Aim of the exercise: Go through the data below and return each line where the string "Sample" occurs.

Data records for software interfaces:
================
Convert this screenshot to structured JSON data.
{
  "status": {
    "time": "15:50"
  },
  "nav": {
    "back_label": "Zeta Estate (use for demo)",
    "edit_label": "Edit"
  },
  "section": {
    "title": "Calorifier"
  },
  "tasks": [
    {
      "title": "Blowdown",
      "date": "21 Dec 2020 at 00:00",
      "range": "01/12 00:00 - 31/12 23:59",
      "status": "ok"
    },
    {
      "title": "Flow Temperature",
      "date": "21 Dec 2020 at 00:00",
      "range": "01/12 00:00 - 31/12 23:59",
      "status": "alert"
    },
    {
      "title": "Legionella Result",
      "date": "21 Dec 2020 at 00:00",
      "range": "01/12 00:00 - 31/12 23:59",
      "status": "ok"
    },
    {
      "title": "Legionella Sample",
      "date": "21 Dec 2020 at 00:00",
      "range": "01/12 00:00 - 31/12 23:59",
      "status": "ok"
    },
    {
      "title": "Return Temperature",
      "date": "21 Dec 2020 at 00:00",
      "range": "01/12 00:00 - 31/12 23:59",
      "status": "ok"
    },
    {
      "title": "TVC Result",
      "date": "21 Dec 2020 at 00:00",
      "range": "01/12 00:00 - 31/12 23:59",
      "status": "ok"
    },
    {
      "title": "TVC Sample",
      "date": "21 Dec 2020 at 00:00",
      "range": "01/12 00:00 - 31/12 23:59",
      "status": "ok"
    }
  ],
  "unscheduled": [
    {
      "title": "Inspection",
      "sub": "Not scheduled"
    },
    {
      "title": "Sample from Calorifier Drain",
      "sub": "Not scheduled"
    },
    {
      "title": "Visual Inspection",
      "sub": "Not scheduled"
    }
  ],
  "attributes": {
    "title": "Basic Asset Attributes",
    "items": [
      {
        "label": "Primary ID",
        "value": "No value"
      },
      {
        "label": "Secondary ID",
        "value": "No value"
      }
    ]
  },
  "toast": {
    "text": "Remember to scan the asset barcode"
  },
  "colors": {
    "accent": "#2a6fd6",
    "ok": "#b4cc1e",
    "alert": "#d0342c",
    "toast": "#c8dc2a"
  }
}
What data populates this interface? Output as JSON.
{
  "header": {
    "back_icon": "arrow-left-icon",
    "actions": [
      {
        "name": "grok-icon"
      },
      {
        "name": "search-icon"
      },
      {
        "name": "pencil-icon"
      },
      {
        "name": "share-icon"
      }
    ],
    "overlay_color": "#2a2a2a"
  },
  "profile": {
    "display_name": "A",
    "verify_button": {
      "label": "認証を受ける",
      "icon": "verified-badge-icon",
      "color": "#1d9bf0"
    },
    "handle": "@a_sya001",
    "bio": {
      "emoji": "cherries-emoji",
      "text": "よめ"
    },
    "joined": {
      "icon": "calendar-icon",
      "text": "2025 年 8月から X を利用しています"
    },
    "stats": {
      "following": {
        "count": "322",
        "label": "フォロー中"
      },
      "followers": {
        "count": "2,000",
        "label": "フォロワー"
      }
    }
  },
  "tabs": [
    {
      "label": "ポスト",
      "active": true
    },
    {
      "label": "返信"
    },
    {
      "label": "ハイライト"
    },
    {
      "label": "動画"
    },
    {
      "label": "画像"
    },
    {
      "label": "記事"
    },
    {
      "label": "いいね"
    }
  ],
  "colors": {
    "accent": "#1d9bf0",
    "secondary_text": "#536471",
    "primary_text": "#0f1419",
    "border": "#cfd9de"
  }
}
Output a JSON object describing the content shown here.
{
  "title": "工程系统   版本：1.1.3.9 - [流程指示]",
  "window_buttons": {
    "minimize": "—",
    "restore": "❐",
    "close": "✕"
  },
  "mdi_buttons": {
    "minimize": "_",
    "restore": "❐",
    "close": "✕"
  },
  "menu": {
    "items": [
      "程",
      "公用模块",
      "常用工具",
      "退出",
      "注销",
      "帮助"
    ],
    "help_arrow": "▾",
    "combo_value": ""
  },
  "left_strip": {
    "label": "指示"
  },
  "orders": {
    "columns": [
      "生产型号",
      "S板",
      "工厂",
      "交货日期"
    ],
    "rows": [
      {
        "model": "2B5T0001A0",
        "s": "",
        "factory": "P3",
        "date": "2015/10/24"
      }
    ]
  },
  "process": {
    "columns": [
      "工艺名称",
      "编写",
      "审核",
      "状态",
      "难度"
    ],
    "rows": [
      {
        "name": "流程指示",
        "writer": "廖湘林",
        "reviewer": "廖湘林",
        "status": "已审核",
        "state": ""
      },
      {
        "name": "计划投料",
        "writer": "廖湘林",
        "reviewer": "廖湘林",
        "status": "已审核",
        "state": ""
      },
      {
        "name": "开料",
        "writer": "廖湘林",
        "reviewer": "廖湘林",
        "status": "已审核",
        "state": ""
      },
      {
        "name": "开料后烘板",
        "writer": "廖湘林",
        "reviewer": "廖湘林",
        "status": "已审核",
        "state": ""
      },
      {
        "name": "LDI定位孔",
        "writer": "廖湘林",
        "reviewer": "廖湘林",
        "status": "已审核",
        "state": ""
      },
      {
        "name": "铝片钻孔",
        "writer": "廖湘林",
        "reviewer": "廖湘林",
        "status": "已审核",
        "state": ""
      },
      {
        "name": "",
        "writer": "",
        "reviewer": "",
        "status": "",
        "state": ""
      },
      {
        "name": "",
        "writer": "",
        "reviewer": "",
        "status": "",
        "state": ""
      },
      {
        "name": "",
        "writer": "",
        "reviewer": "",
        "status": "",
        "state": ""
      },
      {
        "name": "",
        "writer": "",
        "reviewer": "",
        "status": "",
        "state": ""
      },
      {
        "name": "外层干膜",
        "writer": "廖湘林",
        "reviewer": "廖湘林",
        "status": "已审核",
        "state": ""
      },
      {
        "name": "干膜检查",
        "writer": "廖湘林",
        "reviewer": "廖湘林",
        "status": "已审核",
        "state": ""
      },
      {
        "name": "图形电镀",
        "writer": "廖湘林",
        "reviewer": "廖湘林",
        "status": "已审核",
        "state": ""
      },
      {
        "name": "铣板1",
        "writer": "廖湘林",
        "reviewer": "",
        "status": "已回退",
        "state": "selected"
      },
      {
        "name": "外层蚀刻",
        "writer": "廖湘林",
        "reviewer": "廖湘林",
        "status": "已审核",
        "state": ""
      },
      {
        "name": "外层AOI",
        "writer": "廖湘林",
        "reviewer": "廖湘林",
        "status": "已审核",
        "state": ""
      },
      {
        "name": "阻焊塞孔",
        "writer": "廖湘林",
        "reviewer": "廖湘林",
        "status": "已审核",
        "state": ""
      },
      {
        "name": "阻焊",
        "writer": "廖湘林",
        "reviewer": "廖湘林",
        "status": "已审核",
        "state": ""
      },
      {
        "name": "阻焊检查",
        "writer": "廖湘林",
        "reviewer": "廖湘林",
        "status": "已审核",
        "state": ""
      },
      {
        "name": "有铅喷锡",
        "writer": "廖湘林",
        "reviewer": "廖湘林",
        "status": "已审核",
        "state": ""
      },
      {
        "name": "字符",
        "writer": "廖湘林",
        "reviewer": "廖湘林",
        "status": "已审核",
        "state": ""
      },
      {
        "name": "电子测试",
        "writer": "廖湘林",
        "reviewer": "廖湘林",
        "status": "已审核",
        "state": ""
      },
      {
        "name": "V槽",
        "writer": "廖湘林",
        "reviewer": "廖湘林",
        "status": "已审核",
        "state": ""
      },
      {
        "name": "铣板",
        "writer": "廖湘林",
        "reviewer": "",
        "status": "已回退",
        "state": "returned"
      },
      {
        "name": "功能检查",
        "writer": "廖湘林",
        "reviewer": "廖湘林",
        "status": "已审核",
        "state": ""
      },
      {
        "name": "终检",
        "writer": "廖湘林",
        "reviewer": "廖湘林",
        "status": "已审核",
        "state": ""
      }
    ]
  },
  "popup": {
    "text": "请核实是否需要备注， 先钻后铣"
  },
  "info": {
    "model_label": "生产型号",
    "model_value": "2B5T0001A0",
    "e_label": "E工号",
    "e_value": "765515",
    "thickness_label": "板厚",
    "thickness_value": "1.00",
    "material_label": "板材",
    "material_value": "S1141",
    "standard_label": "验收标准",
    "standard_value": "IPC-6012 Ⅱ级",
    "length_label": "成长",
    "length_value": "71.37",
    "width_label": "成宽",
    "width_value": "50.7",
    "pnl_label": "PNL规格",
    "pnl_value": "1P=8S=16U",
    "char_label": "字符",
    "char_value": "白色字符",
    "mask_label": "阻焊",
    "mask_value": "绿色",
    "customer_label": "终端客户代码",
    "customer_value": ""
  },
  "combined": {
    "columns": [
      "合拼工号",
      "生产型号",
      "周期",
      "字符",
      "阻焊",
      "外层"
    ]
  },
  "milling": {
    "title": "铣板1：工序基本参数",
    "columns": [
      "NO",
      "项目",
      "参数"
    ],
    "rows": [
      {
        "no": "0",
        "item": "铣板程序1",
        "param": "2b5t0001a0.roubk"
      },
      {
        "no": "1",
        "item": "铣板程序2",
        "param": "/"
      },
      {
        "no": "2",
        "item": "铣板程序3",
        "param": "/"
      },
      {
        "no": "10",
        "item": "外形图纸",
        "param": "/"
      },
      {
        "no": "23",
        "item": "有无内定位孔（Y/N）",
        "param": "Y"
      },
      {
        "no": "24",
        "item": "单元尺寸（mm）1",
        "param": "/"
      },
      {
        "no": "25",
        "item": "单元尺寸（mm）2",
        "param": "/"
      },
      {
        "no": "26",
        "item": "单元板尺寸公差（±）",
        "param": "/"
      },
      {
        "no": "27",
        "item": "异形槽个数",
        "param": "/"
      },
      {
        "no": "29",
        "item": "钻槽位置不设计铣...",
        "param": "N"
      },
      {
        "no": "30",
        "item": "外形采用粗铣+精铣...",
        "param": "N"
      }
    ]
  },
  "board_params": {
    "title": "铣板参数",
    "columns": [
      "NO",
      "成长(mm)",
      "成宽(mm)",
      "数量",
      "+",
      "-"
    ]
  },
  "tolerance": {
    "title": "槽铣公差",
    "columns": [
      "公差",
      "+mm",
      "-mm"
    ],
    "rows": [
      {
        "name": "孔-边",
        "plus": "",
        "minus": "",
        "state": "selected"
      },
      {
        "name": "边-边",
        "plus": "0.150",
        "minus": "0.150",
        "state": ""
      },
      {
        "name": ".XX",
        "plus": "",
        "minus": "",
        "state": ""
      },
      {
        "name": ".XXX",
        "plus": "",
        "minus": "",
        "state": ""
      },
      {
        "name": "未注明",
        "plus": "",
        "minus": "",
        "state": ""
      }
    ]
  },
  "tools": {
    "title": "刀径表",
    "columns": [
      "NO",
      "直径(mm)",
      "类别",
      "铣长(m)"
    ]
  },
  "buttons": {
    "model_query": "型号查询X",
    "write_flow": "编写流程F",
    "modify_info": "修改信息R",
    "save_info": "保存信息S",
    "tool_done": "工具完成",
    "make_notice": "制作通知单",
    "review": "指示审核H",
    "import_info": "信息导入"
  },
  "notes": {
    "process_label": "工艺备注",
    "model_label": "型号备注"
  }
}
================
Solution to this exercise:
      "title": "Legionella Sample",
      "title": "TVC Sample",
      "title": "Sample from Calorifier Drain",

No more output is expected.